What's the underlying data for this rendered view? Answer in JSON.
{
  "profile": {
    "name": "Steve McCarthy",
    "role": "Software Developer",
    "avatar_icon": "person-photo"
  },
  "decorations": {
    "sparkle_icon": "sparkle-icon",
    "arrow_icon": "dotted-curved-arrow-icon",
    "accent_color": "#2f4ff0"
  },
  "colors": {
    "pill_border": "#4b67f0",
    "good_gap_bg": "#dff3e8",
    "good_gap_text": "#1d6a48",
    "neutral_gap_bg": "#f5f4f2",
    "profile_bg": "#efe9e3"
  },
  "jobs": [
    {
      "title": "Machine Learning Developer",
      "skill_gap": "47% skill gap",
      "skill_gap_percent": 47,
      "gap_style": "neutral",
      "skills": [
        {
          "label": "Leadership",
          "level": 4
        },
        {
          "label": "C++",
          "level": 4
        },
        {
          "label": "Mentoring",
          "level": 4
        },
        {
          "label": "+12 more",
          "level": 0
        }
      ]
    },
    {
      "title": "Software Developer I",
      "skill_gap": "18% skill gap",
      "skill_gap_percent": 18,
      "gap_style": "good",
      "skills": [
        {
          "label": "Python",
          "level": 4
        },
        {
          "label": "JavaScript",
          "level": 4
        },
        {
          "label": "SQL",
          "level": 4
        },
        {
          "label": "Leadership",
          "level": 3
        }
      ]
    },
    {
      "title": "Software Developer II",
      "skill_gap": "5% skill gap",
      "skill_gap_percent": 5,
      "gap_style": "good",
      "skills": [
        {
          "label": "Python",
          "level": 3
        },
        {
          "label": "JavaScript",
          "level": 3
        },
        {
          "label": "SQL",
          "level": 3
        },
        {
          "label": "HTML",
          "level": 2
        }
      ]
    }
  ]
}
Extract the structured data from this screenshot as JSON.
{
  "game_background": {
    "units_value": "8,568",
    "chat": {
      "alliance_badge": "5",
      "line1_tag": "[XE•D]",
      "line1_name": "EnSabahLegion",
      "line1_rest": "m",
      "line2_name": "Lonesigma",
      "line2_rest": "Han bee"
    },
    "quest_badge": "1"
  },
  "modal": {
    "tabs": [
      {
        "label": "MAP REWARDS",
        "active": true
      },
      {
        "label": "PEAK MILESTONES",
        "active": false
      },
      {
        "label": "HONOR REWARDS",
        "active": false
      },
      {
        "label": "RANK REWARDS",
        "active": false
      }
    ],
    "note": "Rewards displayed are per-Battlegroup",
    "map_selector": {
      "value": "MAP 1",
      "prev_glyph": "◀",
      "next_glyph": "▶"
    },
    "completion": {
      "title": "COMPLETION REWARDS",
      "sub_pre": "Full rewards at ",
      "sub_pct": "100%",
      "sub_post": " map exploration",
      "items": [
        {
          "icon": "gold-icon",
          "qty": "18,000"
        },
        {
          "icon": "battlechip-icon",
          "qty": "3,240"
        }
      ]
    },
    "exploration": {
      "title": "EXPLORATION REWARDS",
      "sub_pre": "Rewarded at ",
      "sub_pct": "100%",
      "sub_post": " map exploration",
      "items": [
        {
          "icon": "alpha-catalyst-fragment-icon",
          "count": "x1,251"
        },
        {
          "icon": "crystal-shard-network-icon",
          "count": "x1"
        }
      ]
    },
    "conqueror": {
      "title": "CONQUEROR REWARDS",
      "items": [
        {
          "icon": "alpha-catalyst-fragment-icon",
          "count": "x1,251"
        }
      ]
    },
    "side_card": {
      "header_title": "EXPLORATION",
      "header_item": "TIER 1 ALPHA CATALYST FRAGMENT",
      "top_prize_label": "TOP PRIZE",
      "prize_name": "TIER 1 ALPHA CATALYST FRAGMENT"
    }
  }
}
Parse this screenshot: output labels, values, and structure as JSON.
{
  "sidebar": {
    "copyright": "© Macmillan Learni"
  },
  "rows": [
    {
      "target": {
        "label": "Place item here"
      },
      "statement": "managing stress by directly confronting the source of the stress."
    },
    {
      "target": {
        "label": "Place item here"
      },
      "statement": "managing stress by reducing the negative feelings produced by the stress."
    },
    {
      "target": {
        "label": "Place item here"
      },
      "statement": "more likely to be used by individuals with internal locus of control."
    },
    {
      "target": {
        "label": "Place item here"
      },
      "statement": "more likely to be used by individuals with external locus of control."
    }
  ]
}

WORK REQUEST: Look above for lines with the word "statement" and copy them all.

REPLY TO THE EXERCISE:
      "statement": "managing stress by directly confronting the source of the stress."
      "statement": "managing stress by reducing the negative feelings produced by the stress."
      "statement": "more likely to be used by individuals with internal locus of control."
      "statement": "more likely to be used by individuals with external locus of control."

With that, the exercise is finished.